If the novel, or book, or bound object overflowing with print, is indeed a performance, then Dave Reidy's (pronounced reedy) Captive Audience would be the kind that leaves the reader, watcher, viewer, in a state of momentary awe. Captive Audience is his debut, and it does what lots of debut full length feature novels can only hope for. This is short fiction with a through-line, that through-line being performing. Whether it's a hacky stand up comedian campaigning to win over an audience, or a rock n' roll band trying to inject the crowd with a bit of life through sound, or even a star athlete seeking redemption, on and off the court. Dave Reidy chose a shape shifting motif to center his stories around, and his performance was nothing short of show stopping.

Every last Tuesday of the month I host a book club here at the bookstore (the Hard Boiled Book Club). It is fun. We read lots of fiction and form our theories about what we've read. Last Tuesday we met and discussed Captive Audience. We were lucky enough to be joined by Dave Reidy on the telephone. He answered our questions with an easy wit, and was generous with his time. He even dispelled the chopped pronunciation of his name that had been circulating the bookstore for weeks.

If you're reading this and are even remotely curious about the book club, come, we love new faces, freckles too. For May we're reading Willy Vlautin's third novel: Lean on Pete. He's also going to be here in the bookstore next Wednesday, May 5th at six, reading and signing.

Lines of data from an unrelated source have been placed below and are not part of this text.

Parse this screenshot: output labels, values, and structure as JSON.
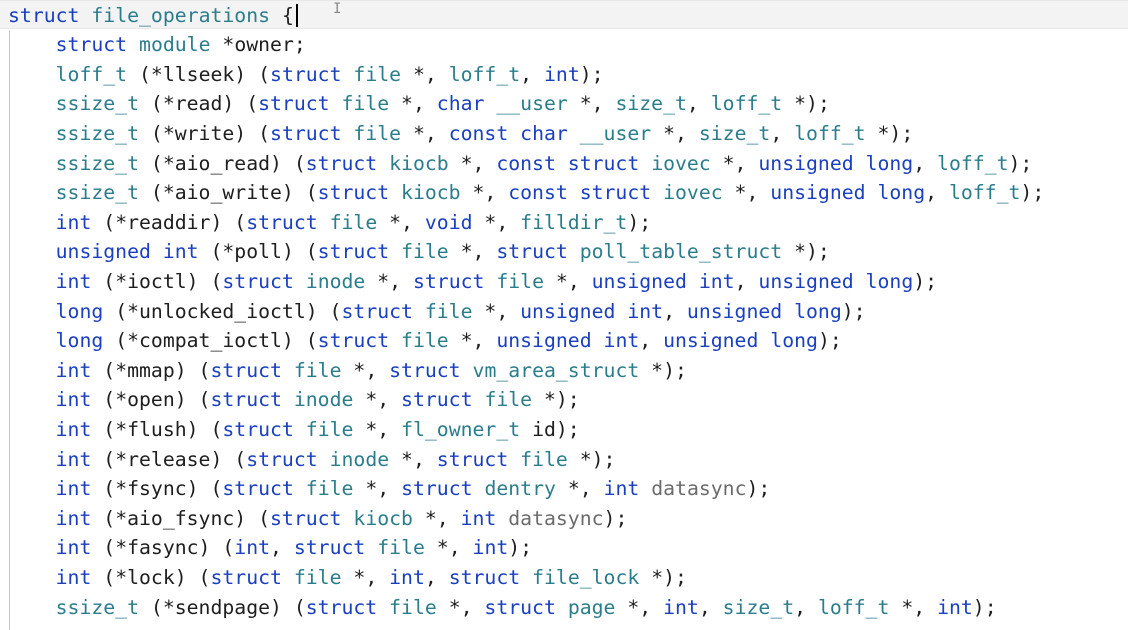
{
  "editor": {
    "lines": [
      [
        {
          "t": "struct",
          "c": "k"
        },
        {
          "t": " "
        },
        {
          "t": "file_operations",
          "c": "t"
        },
        {
          "t": " {"
        }
      ],
      [
        {
          "t": "    "
        },
        {
          "t": "struct",
          "c": "k"
        },
        {
          "t": " "
        },
        {
          "t": "module",
          "c": "t"
        },
        {
          "t": " *owner;"
        }
      ],
      [
        {
          "t": "    "
        },
        {
          "t": "loff_t",
          "c": "t"
        },
        {
          "t": " (*llseek) ("
        },
        {
          "t": "struct",
          "c": "k"
        },
        {
          "t": " "
        },
        {
          "t": "file",
          "c": "t"
        },
        {
          "t": " *, "
        },
        {
          "t": "loff_t",
          "c": "t"
        },
        {
          "t": ", "
        },
        {
          "t": "int",
          "c": "k"
        },
        {
          "t": ");"
        }
      ],
      [
        {
          "t": "    "
        },
        {
          "t": "ssize_t",
          "c": "t"
        },
        {
          "t": " (*read) ("
        },
        {
          "t": "struct",
          "c": "k"
        },
        {
          "t": " "
        },
        {
          "t": "file",
          "c": "t"
        },
        {
          "t": " *, "
        },
        {
          "t": "char",
          "c": "k"
        },
        {
          "t": " "
        },
        {
          "t": "__user",
          "c": "t"
        },
        {
          "t": " *, "
        },
        {
          "t": "size_t",
          "c": "t"
        },
        {
          "t": ", "
        },
        {
          "t": "loff_t",
          "c": "t"
        },
        {
          "t": " *);"
        }
      ],
      [
        {
          "t": "    "
        },
        {
          "t": "ssize_t",
          "c": "t"
        },
        {
          "t": " (*write) ("
        },
        {
          "t": "struct",
          "c": "k"
        },
        {
          "t": " "
        },
        {
          "t": "file",
          "c": "t"
        },
        {
          "t": " *, "
        },
        {
          "t": "const",
          "c": "k"
        },
        {
          "t": " "
        },
        {
          "t": "char",
          "c": "k"
        },
        {
          "t": " "
        },
        {
          "t": "__user",
          "c": "t"
        },
        {
          "t": " *, "
        },
        {
          "t": "size_t",
          "c": "t"
        },
        {
          "t": ", "
        },
        {
          "t": "loff_t",
          "c": "t"
        },
        {
          "t": " *);"
        }
      ],
      [
        {
          "t": "    "
        },
        {
          "t": "ssize_t",
          "c": "t"
        },
        {
          "t": " (*aio_read) ("
        },
        {
          "t": "struct",
          "c": "k"
        },
        {
          "t": " "
        },
        {
          "t": "kiocb",
          "c": "t"
        },
        {
          "t": " *, "
        },
        {
          "t": "const",
          "c": "k"
        },
        {
          "t": " "
        },
        {
          "t": "struct",
          "c": "k"
        },
        {
          "t": " "
        },
        {
          "t": "iovec",
          "c": "t"
        },
        {
          "t": " *, "
        },
        {
          "t": "unsigned",
          "c": "k"
        },
        {
          "t": " "
        },
        {
          "t": "long",
          "c": "k"
        },
        {
          "t": ", "
        },
        {
          "t": "loff_t",
          "c": "t"
        },
        {
          "t": ");"
        }
      ],
      [
        {
          "t": "    "
        },
        {
          "t": "ssize_t",
          "c": "t"
        },
        {
          "t": " (*aio_write) ("
        },
        {
          "t": "struct",
          "c": "k"
        },
        {
          "t": " "
        },
        {
          "t": "kiocb",
          "c": "t"
        },
        {
          "t": " *, "
        },
        {
          "t": "const",
          "c": "k"
        },
        {
          "t": " "
        },
        {
          "t": "struct",
          "c": "k"
        },
        {
          "t": " "
        },
        {
          "t": "iovec",
          "c": "t"
        },
        {
          "t": " *, "
        },
        {
          "t": "unsigned",
          "c": "k"
        },
        {
          "t": " "
        },
        {
          "t": "long",
          "c": "k"
        },
        {
          "t": ", "
        },
        {
          "t": "loff_t",
          "c": "t"
        },
        {
          "t": ");"
        }
      ],
      [
        {
          "t": "    "
        },
        {
          "t": "int",
          "c": "k"
        },
        {
          "t": " (*readdir) ("
        },
        {
          "t": "struct",
          "c": "k"
        },
        {
          "t": " "
        },
        {
          "t": "file",
          "c": "t"
        },
        {
          "t": " *, "
        },
        {
          "t": "void",
          "c": "k"
        },
        {
          "t": " *, "
        },
        {
          "t": "filldir_t",
          "c": "t"
        },
        {
          "t": ");"
        }
      ],
      [
        {
          "t": "    "
        },
        {
          "t": "unsigned",
          "c": "k"
        },
        {
          "t": " "
        },
        {
          "t": "int",
          "c": "k"
        },
        {
          "t": " (*poll) ("
        },
        {
          "t": "struct",
          "c": "k"
        },
        {
          "t": " "
        },
        {
          "t": "file",
          "c": "t"
        },
        {
          "t": " *, "
        },
        {
          "t": "struct",
          "c": "k"
        },
        {
          "t": " "
        },
        {
          "t": "poll_table_struct",
          "c": "t"
        },
        {
          "t": " *);"
        }
      ],
      [
        {
          "t": "    "
        },
        {
          "t": "int",
          "c": "k"
        },
        {
          "t": " (*ioctl) ("
        },
        {
          "t": "struct",
          "c": "k"
        },
        {
          "t": " "
        },
        {
          "t": "inode",
          "c": "t"
        },
        {
          "t": " *, "
        },
        {
          "t": "struct",
          "c": "k"
        },
        {
          "t": " "
        },
        {
          "t": "file",
          "c": "t"
        },
        {
          "t": " *, "
        },
        {
          "t": "unsigned",
          "c": "k"
        },
        {
          "t": " "
        },
        {
          "t": "int",
          "c": "k"
        },
        {
          "t": ", "
        },
        {
          "t": "unsigned",
          "c": "k"
        },
        {
          "t": " "
        },
        {
          "t": "long",
          "c": "k"
        },
        {
          "t": ");"
        }
      ],
      [
        {
          "t": "    "
        },
        {
          "t": "long",
          "c": "k"
        },
        {
          "t": " (*unlocked_ioctl) ("
        },
        {
          "t": "struct",
          "c": "k"
        },
        {
          "t": " "
        },
        {
          "t": "file",
          "c": "t"
        },
        {
          "t": " *, "
        },
        {
          "t": "unsigned",
          "c": "k"
        },
        {
          "t": " "
        },
        {
          "t": "int",
          "c": "k"
        },
        {
          "t": ", "
        },
        {
          "t": "unsigned",
          "c": "k"
        },
        {
          "t": " "
        },
        {
          "t": "long",
          "c": "k"
        },
        {
          "t": ");"
        }
      ],
      [
        {
          "t": "    "
        },
        {
          "t": "long",
          "c": "k"
        },
        {
          "t": " (*compat_ioctl) ("
        },
        {
          "t": "struct",
          "c": "k"
        },
        {
          "t": " "
        },
        {
          "t": "file",
          "c": "t"
        },
        {
          "t": " *, "
        },
        {
          "t": "unsigned",
          "c": "k"
        },
        {
          "t": " "
        },
        {
          "t": "int",
          "c": "k"
        },
        {
          "t": ", "
        },
        {
          "t": "unsigned",
          "c": "k"
        },
        {
          "t": " "
        },
        {
          "t": "long",
          "c": "k"
        },
        {
          "t": ");"
        }
      ],
      [
        {
          "t": "    "
        },
        {
          "t": "int",
          "c": "k"
        },
        {
          "t": " (*mmap) ("
        },
        {
          "t": "struct",
          "c": "k"
        },
        {
          "t": " "
        },
        {
          "t": "file",
          "c": "t"
        },
        {
          "t": " *, "
        },
        {
          "t": "struct",
          "c": "k"
        },
        {
          "t": " "
        },
        {
          "t": "vm_area_struct",
          "c": "t"
        },
        {
          "t": " *);"
        }
      ],
      [
        {
          "t": "    "
        },
        {
          "t": "int",
          "c": "k"
        },
        {
          "t": " (*open) ("
        },
        {
          "t": "struct",
          "c": "k"
        },
        {
          "t": " "
        },
        {
          "t": "inode",
          "c": "t"
        },
        {
          "t": " *, "
        },
        {
          "t": "struct",
          "c": "k"
        },
        {
          "t": " "
        },
        {
          "t": "file",
          "c": "t"
        },
        {
          "t": " *);"
        }
      ],
      [
        {
          "t": "    "
        },
        {
          "t": "int",
          "c": "k"
        },
        {
          "t": " (*flush) ("
        },
        {
          "t": "struct",
          "c": "k"
        },
        {
          "t": " "
        },
        {
          "t": "file",
          "c": "t"
        },
        {
          "t": " *, "
        },
        {
          "t": "fl_owner_t",
          "c": "t"
        },
        {
          "t": " id);"
        }
      ],
      [
        {
          "t": "    "
        },
        {
          "t": "int",
          "c": "k"
        },
        {
          "t": " (*release) ("
        },
        {
          "t": "struct",
          "c": "k"
        },
        {
          "t": " "
        },
        {
          "t": "inode",
          "c": "t"
        },
        {
          "t": " *, "
        },
        {
          "t": "struct",
          "c": "k"
        },
        {
          "t": " "
        },
        {
          "t": "file",
          "c": "t"
        },
        {
          "t": " *);"
        }
      ],
      [
        {
          "t": "    "
        },
        {
          "t": "int",
          "c": "k"
        },
        {
          "t": " (*fsync) ("
        },
        {
          "t": "struct",
          "c": "k"
        },
        {
          "t": " "
        },
        {
          "t": "file",
          "c": "t"
        },
        {
          "t": " *, "
        },
        {
          "t": "struct",
          "c": "k"
        },
        {
          "t": " "
        },
        {
          "t": "dentry",
          "c": "t"
        },
        {
          "t": " *, "
        },
        {
          "t": "int",
          "c": "k"
        },
        {
          "t": " "
        },
        {
          "t": "datasync",
          "c": "p"
        },
        {
          "t": ");"
        }
      ],
      [
        {
          "t": "    "
        },
        {
          "t": "int",
          "c": "k"
        },
        {
          "t": " (*aio_fsync) ("
        },
        {
          "t": "struct",
          "c": "k"
        },
        {
          "t": " "
        },
        {
          "t": "kiocb",
          "c": "t"
        },
        {
          "t": " *, "
        },
        {
          "t": "int",
          "c": "k"
        },
        {
          "t": " "
        },
        {
          "t": "datasync",
          "c": "p"
        },
        {
          "t": ");"
        }
      ],
      [
        {
          "t": "    "
        },
        {
          "t": "int",
          "c": "k"
        },
        {
          "t": " (*fasync) ("
        },
        {
          "t": "int",
          "c": "k"
        },
        {
          "t": ", "
        },
        {
          "t": "struct",
          "c": "k"
        },
        {
          "t": " "
        },
        {
          "t": "file",
          "c": "t"
        },
        {
          "t": " *, "
        },
        {
          "t": "int",
          "c": "k"
        },
        {
          "t": ");"
        }
      ],
      [
        {
          "t": "    "
        },
        {
          "t": "int",
          "c": "k"
        },
        {
          "t": " (*lock) ("
        },
        {
          "t": "struct",
          "c": "k"
        },
        {
          "t": " "
        },
        {
          "t": "file",
          "c": "t"
        },
        {
          "t": " *, "
        },
        {
          "t": "int",
          "c": "k"
        },
        {
          "t": ", "
        },
        {
          "t": "struct",
          "c": "k"
        },
        {
          "t": " "
        },
        {
          "t": "file_lock",
          "c": "t"
        },
        {
          "t": " *);"
        }
      ],
      [
        {
          "t": "    "
        },
        {
          "t": "ssize_t",
          "c": "t"
        },
        {
          "t": " (*sendpage) ("
        },
        {
          "t": "struct",
          "c": "k"
        },
        {
          "t": " "
        },
        {
          "t": "file",
          "c": "t"
        },
        {
          "t": " *, "
        },
        {
          "t": "struct",
          "c": "k"
        },
        {
          "t": " "
        },
        {
          "t": "page",
          "c": "t"
        },
        {
          "t": " *, "
        },
        {
          "t": "int",
          "c": "k"
        },
        {
          "t": ", "
        },
        {
          "t": "size_t",
          "c": "t"
        },
        {
          "t": ", "
        },
        {
          "t": "loff_t",
          "c": "t"
        },
        {
          "t": " *, "
        },
        {
          "t": "int",
          "c": "k"
        },
        {
          "t": ");"
        }
      ]
    ],
    "colors": {
      "keyword": "#1a3fbf",
      "type": "#2b7d8c",
      "parameter": "#6b6b6b",
      "punctuation": "#1e1e1e",
      "current_line": "#f3f3f3"
    },
    "icons": [
      "text-cursor-icon",
      "ibeam-pointer-icon"
    ]
  }
}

We'd love to see you!

Wednesday, April 21, 2010

Jan Recommends

The Lonely Polygamist
by Brady Udall
W.W. Norton

Golden is a polygamist, husband to four and father of twenty-eight, and like other dads he has to make sacrifices for his family. This is why he is building a bordello in Nevada, where he falls in love with his boss's wife. Beautifully written with insight into the secret world of polygamy. This is a story about an American family—dysfunctional, heart-breaking and funny.

Todd Recommends

The Elegant Universe
by Brian Greene
W.W. Norton

Seeing is not always believing—or it shouldn't be. Neither do particle physics and cosmology have to be hard to understand. One of the best received books to engage the hidden principles of reality, test your wits and open your eyes with The Elegant Universe.

Tuesday, April 6, 2010

Tony Recommends

The Journal of Albion Moonlight
by Kenneth Patchen
New Directions

This dark, surreal tale is like a dream, or a nightmare. A proto-beat novel which is packed with dramatic imagery. Appeals to those with refined visual sensibilities and dreamers and idealists. English majors should not bother.

Friday, April 2, 2010

Catherine Recommends

The Lost Books of the Odyssey
by Zachary Mason
Farrar, Straus and Giroux

I consider the Odyssey to be one of the greatest stories ever told. So a book that purports to retell—to reimagine!—the Odyssey had better be good. This book is. Mason's writing is lyrical; the new tales, magical. Calvino fans rejoice.